Myrie predicted that marijuana legalization would be back on Albany’s agenda soon. Sen. Liz Krueger of Manhattan said it was the complexity of that issue that prevented legalization this time around.
“Well, marijuana, even though people talk about as if it’s one issue, is actually a whole series of complicated issues. And so where you were attempting to get 32 votes in the Senate or 76 votes in the Assembly, you would discover that you’d have people on A, B and C, but D and E were problems, and you would learn D and E are fine over here, but A, B, and C [weren’t],” she said. “So, it was a really giant bill, it kept getting bigger, and I understood that, which meant it was harder to actually sell people on.” Krueger said marijuana legalization had a shot when it was linked to the budget, but lost steam when it became decoupled from the spending plan.
Myrie noted that there was diverse opinion about marijuana in the districts as well:

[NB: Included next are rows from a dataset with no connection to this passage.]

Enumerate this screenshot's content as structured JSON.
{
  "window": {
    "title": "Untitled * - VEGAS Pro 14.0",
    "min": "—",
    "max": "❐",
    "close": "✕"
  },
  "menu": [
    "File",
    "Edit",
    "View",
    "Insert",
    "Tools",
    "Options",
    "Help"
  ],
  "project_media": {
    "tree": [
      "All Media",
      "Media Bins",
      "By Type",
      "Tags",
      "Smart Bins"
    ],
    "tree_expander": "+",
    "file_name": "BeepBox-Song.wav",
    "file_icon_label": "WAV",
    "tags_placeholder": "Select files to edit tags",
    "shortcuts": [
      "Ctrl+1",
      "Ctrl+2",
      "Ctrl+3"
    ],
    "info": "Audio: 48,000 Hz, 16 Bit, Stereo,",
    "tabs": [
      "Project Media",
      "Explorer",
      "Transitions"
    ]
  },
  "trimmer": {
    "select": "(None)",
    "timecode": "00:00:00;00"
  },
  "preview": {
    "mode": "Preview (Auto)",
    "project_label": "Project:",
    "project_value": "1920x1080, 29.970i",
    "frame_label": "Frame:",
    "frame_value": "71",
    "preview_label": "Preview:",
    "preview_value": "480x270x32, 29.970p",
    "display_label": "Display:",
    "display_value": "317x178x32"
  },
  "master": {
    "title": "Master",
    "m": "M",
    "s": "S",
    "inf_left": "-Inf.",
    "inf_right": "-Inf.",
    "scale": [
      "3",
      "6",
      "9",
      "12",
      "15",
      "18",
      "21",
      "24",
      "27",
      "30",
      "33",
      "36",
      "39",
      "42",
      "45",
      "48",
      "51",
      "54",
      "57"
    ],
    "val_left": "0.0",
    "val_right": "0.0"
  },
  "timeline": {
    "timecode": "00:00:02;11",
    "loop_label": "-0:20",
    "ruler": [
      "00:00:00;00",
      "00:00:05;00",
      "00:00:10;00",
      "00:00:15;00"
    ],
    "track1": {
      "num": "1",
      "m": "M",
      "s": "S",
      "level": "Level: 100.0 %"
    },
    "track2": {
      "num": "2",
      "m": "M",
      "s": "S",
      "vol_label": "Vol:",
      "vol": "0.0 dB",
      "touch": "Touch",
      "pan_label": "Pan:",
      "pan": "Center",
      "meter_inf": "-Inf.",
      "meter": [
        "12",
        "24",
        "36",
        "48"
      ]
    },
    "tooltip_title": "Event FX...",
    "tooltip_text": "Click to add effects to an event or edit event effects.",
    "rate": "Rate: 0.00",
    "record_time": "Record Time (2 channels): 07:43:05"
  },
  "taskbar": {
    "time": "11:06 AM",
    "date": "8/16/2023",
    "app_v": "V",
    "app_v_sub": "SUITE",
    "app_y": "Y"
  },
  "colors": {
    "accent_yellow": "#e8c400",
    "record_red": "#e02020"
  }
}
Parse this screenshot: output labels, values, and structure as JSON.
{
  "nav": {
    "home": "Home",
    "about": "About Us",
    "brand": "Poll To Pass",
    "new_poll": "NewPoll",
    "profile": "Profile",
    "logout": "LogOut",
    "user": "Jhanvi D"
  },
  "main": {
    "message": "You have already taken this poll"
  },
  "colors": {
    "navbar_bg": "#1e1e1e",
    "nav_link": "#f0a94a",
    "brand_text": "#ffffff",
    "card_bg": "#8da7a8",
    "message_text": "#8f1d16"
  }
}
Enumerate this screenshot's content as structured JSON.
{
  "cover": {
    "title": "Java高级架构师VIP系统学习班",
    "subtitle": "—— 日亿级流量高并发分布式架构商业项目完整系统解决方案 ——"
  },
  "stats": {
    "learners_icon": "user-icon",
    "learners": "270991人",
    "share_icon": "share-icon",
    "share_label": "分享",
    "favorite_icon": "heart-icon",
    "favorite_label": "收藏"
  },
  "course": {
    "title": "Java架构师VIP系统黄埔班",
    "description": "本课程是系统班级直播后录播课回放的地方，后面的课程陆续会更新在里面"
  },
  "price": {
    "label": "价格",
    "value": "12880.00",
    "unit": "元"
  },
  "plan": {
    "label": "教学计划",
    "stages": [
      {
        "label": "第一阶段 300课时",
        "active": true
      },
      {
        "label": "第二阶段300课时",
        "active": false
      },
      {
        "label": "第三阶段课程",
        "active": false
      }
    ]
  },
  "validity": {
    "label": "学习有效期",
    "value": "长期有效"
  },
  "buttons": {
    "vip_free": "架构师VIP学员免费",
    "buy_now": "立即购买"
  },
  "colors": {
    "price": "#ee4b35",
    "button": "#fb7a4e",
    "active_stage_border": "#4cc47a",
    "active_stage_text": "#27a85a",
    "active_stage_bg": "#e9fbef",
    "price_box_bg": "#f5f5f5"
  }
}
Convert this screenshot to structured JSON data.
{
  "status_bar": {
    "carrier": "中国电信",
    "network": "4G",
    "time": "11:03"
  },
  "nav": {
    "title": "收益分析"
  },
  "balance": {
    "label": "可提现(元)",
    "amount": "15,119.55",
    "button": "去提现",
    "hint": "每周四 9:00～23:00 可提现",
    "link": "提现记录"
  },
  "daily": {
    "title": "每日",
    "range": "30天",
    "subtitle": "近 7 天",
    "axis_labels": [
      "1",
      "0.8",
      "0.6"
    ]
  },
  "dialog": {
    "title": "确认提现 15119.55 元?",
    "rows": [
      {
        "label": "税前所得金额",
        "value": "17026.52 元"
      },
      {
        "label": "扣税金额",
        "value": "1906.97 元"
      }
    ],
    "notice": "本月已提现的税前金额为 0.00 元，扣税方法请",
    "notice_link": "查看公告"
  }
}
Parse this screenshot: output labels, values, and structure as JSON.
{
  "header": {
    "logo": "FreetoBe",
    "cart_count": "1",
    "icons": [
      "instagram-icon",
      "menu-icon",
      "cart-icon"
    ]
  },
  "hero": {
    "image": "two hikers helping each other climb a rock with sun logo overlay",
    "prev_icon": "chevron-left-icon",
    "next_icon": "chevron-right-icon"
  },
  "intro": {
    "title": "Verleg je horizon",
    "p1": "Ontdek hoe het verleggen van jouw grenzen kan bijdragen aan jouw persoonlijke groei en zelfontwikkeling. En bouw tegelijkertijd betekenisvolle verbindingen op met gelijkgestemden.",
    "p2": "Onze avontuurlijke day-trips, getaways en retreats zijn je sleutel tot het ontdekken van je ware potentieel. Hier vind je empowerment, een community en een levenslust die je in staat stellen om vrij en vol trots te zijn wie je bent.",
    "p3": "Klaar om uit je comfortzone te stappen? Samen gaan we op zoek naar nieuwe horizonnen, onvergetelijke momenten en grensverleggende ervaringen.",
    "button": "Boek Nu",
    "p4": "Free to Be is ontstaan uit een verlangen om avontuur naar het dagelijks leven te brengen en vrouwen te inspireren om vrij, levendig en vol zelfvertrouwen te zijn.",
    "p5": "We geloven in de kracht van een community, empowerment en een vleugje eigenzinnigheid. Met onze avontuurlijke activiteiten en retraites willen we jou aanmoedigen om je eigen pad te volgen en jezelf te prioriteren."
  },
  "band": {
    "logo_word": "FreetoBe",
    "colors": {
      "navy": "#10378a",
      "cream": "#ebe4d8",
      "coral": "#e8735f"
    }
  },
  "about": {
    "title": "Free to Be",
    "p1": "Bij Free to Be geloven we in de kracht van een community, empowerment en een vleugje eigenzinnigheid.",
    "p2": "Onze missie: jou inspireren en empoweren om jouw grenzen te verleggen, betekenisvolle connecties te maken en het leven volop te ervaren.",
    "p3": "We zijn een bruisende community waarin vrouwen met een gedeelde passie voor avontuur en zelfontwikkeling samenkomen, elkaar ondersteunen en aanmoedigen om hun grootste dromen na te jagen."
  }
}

I think the point has to be made that there is- I’m in full support. I represent a pretty diverse district, but I have a lot of folks in my district who are not excited about legalization. I heard some of this when I would be back in the district, we held forums on this, there would be people that would come up to me, some of my seniors would say “we’re not with this.” Now, I am willing to make the case to my community why this is important for us, not just the decriminalization, but the economic opportunity that it would provide for folks. I think that we do have a lot of support there, but the assumption that even in the districts where there representatives were fully in support, that the support in the district was monolithic, I think is a presumption that we need to fight back against. And so, I’m ready to double down and do the work on education; I’ve been talking to the folks in my community about why this is important and good for us.
Krueger and Myrie also discussed the dynamics between the Senate and Andrew Cuomo, the perhaps beneficially low profile Mayor de Blasio kept this budget season and whether landlords had any basis for their complaints about the new rent laws. Hear our conversation below or listen to the full show, which includes analysis of the Queens DA race and predictions (which readers can now evaluate with the benefit of hindsight) for the June 26 presidential debate.
Max & Murphy: 2 Democratic State Senators Grade the 2019 Session
Max & Murphy: Caban Closes in, De Blasio Debates and two Senators Grade the Session
With reporting by Cyan Hunte